  • Hey, I was looking for how to protect guns & keep them safe from children & rust free. It is really a bit daunting task. I would surely recommend your article as very helpful gun safe storage guide which will help one to keep their arms safe.

  • I came here because I was hoping to get a few thoughts on home defense firearm storage, which this article laid out well. Thank you. I already store my firearms and ammo in a high quality mounted electronic safe (with a mechanical key backup in case those hypothetical EMP bombs drop lol). I have a Glock that I store in my nightstand and unlock at night then lock during in the morning – my intention of this search was to see if people were keeping their firearms locked daily to prevent theft as I would be extremely unhappy not only to lose the firearm, but for the criminals to acquire it. It’s a bit of a pain as it’s a mechanical nightstand safe and there are no electronic safes that fit our furniture well (and I know I shouldn’t get electronic with the massive EMP threat…).

    What I stumbled upon was numerous articles with comment sections like this and is why I cannot admit that I am a proud gun owner. I am a successful independent and the things posted here are both unrealistic and paranoid so it’s no wonder the “liberals” are terrified. Let’s tone it down a bit and I think you will have more success in protecting our rights as gun owners. Yikes. Those that also stumble on this article feel free to downvote just like the other rational comments from a couple years ago…

  • Hi,

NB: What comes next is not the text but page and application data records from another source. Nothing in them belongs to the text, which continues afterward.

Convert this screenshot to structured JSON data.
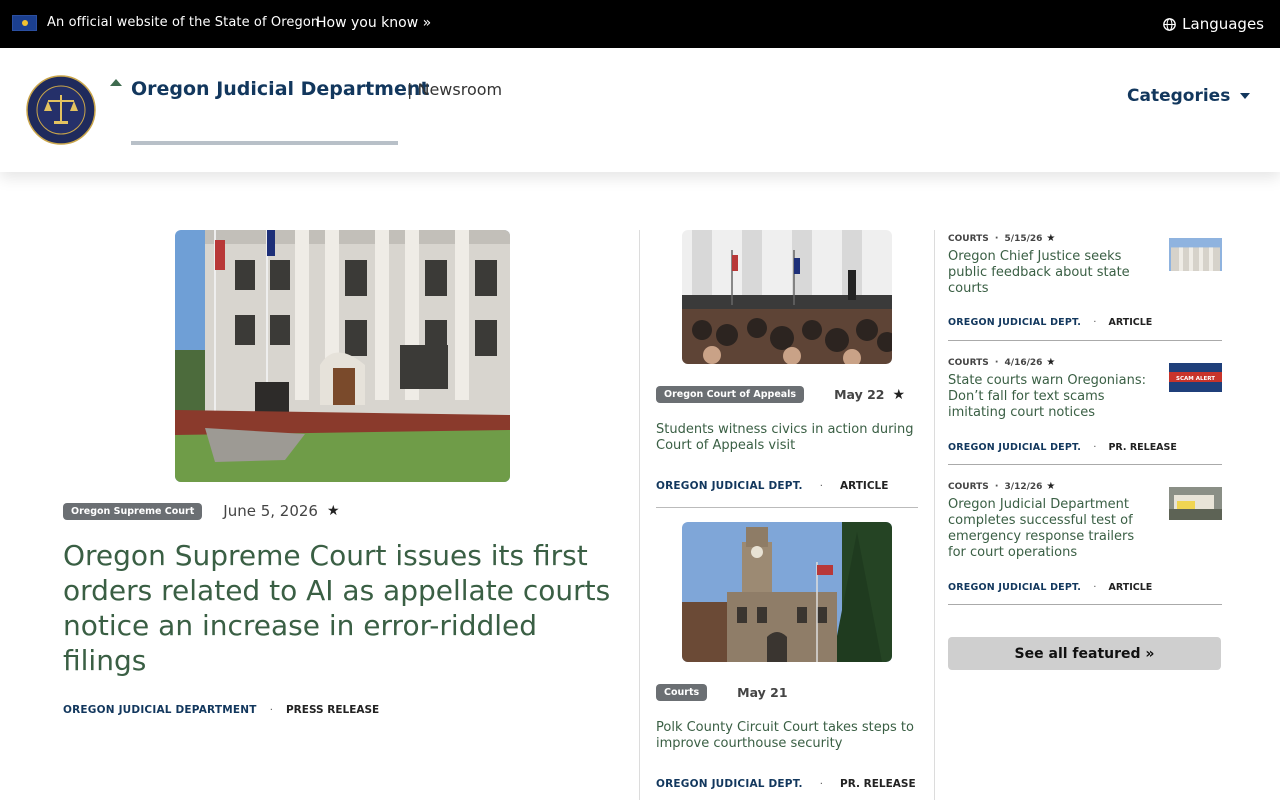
{
  "gov_bar": {
    "official_text": "An official website of the State of Oregon",
    "how_you_know": "How you know »",
    "languages": "Languages"
  },
  "header": {
    "site_name": "Oregon Judicial Department",
    "section": "| Newsroom",
    "categories": "Categories"
  },
  "featured": {
    "tag": "Oregon Supreme Court",
    "date": "June 5, 2026",
    "title": "Oregon Supreme Court issues its first orders related to AI as appellate courts notice an increase in error-riddled filings",
    "source": "OREGON JUDICIAL DEPARTMENT",
    "type": "PRESS RELEASE"
  },
  "middle": [
    {
      "tag": "Oregon Court of Appeals",
      "date": "May 22",
      "title": "Students witness civics in action during Court of Appeals visit",
      "source": "OREGON JUDICIAL DEPT.",
      "type": "ARTICLE"
    },
    {
      "tag": "Courts",
      "date": "May 21",
      "title": "Polk County Circuit Court takes steps to improve courthouse security",
      "source": "OREGON JUDICIAL DEPT.",
      "type": "PR. RELEASE"
    }
  ],
  "right": [
    {
      "category": "COURTS",
      "date": "5/15/26",
      "title": "Oregon Chief Justice seeks public feedback about state courts",
      "source": "OREGON JUDICIAL DEPT.",
      "type": "ARTICLE"
    },
    {
      "category": "COURTS",
      "date": "4/16/26",
      "title": "State courts warn Oregonians: Don’t fall for text scams imitating court notices",
      "source": "OREGON JUDICIAL DEPT.",
      "type": "PR. RELEASE",
      "thumb_text": "SCAM ALERT"
    },
    {
      "category": "COURTS",
      "date": "3/12/26",
      "title": "Oregon Judicial Department completes successful test of emergency response trailers for court operations",
      "source": "OREGON JUDICIAL DEPT.",
      "type": "ARTICLE"
    }
  ],
  "see_all": "See all featured »",
  "star_glyph": "★",
  "dot_glyph": "·"
}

    I am a new firearm holder and a mother of two young boys, ages two and three months. My two year old is into everything and loves his toy guns. I am so nervous about having a gun in the house and have no idea where to keep it at night. My two year old still wakes up at all hours and stands at the side of our bed, so I definitely cannot keep it in my nightstand table. Our bed is a canopy and is pressed against a wall. Im thinking either to keep it buried between the matress and wall or to install something that would allow me to keep on top of the canopy. This, though, would require me standing up on the bed and grabbing it from above in the event of an emergency. I really need some advice from seasoned firearm holders and am open to suggestions. Thank you!

  • Just my wife and i in the house. My gun is loaded and ready all the time . If you are a victim of home invasion you are not going to have time to load in a time of high stress. If i am on the road my handgun is always with me. No one wouold or will ever know that i am carrying a handgun.

  • Thank you for your posting.
    My husband bought a gun a month ago and so interesting and exciting about gun. But my side story is totally different. I do not have much knowledge about a gun and a gun is the most scariest object to me. I hope there is an article about how much cautiousness is necessary to possses it. Please.

  • When I took the class for C.C.W. my instructor made a comment that I have taken to heart. As concerning the law…….”You break the law your way, and I’ll break it mine” I’ll decide what laws I’ll obey when it concerns the safety of myself and family.

  • While these are important aspects of owning and shooting a gun, they don’t teach you what its like to have to use your firearm for self-defense.